# WORK REQUEST
Your task is to return the data below, word for word.
BEGIN
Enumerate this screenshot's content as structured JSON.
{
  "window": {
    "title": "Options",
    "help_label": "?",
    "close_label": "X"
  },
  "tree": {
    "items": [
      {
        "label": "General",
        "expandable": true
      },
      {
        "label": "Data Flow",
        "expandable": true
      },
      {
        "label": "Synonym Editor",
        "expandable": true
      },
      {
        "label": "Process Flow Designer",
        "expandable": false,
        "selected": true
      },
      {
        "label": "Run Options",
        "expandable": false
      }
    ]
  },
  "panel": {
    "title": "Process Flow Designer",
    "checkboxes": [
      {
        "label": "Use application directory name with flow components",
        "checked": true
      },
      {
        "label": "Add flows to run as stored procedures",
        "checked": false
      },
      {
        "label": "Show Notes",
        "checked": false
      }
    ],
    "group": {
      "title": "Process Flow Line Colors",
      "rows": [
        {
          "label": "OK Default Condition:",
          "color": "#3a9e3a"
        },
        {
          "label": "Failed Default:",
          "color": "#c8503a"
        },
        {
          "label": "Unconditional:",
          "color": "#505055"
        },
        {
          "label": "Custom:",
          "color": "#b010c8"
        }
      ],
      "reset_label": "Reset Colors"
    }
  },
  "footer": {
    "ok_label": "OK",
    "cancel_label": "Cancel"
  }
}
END
# WRITTEN REPLY
Enumerate this screenshot's content as structured JSON.
{
  "window": {
    "title": "Options",
    "help_label": "?",
    "close_label": "X"
  },
  "tree": {
    "items": [
      {
        "label": "General",
        "expandable": true
      },
      {
        "label": "Data Flow",
        "expandable": true
      },
      {
        "label": "Synonym Editor",
        "expandable": true
      },
      {
        "label": "Process Flow Designer",
        "expandable": false,
        "selected": true
      },
      {
        "label": "Run Options",
        "expandable": false
      }
    ]
  },
  "panel": {
    "title": "Process Flow Designer",
    "checkboxes": [
      {
        "label": "Use application directory name with flow components",
        "checked": true
      },
      {
        "label": "Add flows to run as stored procedures",
        "checked": false
      },
      {
        "label": "Show Notes",
        "checked": false
      }
    ],
    "group": {
      "title": "Process Flow Line Colors",
      "rows": [
        {
          "label": "OK Default Condition:",
          "color": "#3a9e3a"
        },
        {
          "label": "Failed Default:",
          "color": "#c8503a"
        },
        {
          "label": "Unconditional:",
          "color": "#505055"
        },
        {
          "label": "Custom:",
          "color": "#b010c8"
        }
      ],
      "reset_label": "Reset Colors"
    }
  },
  "footer": {
    "ok_label": "OK",
    "cancel_label": "Cancel"
  }
}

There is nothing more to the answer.